Look through the records below for lines containing the string "CONSTRUCTION", and report how many there are, nothing else.

Provided entries -
━━━━━━━━━━━━━━━━

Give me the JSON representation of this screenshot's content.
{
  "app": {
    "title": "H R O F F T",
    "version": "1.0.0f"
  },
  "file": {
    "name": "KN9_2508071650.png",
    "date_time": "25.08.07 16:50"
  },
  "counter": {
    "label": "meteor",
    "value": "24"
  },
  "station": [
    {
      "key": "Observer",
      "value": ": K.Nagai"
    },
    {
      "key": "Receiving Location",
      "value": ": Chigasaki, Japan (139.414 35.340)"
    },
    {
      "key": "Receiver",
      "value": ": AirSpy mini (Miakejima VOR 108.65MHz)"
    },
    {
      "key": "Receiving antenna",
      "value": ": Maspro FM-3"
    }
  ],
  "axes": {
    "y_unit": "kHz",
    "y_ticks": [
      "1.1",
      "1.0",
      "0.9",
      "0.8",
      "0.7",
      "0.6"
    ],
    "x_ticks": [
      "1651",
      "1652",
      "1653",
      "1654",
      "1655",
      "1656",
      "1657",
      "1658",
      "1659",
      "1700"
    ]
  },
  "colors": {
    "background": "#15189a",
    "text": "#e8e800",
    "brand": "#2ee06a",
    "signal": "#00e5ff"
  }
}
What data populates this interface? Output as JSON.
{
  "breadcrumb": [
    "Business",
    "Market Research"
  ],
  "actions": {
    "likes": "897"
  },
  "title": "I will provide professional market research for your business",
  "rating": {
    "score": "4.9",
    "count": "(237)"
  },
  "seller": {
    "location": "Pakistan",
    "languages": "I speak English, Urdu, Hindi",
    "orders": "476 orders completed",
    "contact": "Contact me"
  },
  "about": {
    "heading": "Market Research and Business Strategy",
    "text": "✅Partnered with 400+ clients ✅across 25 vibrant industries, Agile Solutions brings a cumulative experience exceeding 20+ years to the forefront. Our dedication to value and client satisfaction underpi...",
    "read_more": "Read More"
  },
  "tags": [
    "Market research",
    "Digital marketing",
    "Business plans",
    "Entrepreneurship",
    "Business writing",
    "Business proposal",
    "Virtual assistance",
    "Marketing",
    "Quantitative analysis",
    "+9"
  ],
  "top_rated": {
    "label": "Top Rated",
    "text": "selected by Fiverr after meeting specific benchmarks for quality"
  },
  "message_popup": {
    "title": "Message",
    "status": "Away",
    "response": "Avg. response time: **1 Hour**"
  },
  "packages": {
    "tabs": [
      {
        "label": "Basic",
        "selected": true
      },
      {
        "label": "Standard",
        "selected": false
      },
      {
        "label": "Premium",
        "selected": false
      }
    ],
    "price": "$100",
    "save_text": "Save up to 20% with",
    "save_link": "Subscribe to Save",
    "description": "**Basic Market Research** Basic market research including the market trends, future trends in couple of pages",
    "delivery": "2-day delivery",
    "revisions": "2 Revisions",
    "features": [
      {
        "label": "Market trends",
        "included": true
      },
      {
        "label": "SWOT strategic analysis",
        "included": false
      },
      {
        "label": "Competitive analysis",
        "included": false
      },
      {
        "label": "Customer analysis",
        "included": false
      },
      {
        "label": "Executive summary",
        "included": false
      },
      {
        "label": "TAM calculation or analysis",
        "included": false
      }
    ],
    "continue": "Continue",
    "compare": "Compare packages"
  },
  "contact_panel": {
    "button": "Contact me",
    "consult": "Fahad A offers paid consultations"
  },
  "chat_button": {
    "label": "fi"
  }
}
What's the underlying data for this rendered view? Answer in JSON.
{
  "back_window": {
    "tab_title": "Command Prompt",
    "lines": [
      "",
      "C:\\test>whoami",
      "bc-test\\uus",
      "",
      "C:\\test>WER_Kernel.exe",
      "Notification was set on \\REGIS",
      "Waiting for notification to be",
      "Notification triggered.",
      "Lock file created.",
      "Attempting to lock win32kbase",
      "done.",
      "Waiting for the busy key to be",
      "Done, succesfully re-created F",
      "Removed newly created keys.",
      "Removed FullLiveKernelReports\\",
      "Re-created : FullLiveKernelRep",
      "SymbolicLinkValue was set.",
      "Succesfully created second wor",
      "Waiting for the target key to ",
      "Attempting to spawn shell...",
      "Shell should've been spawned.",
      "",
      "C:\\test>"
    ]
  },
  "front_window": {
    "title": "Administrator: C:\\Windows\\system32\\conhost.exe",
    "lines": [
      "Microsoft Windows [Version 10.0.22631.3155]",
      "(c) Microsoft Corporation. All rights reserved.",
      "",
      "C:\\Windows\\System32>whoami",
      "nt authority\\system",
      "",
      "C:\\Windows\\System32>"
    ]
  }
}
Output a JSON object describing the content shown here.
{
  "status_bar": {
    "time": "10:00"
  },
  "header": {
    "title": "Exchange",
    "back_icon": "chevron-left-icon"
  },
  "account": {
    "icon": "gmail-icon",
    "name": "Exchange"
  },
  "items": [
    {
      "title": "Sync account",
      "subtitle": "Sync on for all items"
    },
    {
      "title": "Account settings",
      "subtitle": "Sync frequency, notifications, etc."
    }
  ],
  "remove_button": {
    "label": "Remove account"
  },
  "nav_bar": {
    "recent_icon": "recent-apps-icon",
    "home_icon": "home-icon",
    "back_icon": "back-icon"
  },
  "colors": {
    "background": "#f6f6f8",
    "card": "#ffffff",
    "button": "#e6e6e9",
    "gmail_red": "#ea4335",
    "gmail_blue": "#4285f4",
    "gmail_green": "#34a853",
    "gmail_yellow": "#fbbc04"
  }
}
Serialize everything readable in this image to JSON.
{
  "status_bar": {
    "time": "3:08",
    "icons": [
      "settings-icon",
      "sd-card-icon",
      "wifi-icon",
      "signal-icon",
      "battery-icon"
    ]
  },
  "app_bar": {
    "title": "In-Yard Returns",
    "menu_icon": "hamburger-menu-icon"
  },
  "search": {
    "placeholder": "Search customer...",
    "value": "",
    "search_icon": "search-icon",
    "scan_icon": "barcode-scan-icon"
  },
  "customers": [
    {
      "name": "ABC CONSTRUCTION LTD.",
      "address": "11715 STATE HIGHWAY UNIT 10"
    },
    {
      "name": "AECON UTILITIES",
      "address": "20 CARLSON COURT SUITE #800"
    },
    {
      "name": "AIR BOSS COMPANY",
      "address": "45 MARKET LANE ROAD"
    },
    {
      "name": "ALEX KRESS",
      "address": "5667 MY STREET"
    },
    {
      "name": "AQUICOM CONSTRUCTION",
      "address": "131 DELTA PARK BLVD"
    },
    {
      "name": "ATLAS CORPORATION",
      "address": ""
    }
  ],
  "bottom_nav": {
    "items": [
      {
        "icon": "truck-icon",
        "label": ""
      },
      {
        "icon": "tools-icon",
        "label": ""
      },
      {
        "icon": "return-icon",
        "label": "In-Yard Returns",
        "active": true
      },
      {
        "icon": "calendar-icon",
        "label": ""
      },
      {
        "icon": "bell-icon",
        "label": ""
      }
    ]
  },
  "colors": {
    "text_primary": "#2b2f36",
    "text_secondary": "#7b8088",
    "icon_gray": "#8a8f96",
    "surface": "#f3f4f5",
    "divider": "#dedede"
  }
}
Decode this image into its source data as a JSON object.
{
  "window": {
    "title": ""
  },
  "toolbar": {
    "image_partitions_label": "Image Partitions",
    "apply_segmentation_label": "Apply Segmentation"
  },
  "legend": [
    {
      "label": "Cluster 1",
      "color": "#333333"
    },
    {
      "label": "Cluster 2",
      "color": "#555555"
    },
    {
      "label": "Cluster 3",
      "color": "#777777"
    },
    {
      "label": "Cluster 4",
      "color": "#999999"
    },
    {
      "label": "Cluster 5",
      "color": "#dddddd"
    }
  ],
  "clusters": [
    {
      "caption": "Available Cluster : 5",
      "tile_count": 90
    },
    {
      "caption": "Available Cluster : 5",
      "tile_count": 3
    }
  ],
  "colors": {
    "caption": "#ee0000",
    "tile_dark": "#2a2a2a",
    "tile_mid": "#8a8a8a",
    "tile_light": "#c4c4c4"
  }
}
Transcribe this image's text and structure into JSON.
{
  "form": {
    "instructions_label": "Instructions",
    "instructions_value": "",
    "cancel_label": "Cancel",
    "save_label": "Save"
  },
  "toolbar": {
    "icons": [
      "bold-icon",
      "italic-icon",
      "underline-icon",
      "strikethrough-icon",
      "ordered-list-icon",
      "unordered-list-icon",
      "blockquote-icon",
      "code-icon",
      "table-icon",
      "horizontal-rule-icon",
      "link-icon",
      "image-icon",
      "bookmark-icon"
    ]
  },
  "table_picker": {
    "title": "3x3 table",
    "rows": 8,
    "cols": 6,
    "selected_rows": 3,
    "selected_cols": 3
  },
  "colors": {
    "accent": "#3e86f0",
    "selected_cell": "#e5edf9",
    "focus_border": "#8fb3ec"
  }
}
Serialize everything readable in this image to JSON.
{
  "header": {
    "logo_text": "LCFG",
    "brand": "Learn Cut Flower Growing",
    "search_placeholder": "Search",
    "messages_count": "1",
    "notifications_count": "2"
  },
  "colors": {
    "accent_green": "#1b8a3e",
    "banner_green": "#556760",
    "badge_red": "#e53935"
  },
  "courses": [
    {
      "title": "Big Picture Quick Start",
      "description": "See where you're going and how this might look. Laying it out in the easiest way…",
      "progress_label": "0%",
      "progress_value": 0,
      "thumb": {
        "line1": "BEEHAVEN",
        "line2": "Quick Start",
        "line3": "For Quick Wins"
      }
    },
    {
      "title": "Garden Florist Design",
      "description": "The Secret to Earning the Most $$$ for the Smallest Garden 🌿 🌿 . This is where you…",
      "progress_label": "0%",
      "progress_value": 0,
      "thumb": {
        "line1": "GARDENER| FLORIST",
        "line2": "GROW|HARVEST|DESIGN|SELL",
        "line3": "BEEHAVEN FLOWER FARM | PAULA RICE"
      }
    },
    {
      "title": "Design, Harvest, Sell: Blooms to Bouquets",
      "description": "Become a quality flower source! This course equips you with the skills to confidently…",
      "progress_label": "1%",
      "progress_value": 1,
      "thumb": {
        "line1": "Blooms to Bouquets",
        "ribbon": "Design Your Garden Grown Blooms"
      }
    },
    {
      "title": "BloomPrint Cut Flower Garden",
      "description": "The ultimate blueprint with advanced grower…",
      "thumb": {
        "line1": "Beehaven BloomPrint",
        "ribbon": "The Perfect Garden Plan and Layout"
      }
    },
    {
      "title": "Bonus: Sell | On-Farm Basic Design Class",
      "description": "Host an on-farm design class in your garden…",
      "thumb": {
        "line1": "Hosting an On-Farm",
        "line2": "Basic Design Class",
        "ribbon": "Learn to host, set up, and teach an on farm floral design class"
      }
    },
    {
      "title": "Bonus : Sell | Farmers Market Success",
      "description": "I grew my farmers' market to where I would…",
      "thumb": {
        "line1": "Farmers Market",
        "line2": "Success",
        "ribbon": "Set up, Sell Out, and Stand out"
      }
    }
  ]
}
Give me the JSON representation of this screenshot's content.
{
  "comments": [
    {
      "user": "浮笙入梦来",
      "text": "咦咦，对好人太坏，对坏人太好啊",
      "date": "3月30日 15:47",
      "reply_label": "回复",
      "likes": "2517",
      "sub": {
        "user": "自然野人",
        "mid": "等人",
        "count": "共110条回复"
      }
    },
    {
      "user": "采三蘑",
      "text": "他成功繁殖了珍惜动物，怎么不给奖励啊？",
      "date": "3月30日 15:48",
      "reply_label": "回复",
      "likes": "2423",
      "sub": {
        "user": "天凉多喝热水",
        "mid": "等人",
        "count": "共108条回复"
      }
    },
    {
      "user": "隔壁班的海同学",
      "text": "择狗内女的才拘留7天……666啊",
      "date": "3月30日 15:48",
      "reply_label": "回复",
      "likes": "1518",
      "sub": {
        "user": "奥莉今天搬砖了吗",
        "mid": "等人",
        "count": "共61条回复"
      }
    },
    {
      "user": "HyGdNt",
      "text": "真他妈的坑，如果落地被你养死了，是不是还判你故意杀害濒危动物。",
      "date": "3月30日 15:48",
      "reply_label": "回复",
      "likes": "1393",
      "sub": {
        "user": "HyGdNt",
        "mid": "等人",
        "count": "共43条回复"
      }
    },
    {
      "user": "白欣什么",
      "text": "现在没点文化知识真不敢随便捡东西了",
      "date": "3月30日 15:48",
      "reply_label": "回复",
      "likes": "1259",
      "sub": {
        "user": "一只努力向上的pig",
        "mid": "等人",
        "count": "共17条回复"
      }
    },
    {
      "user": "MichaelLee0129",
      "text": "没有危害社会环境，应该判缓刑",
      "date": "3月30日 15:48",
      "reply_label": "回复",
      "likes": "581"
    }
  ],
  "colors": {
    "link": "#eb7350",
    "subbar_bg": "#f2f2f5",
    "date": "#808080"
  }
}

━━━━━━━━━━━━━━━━

Solution for this exercise -
2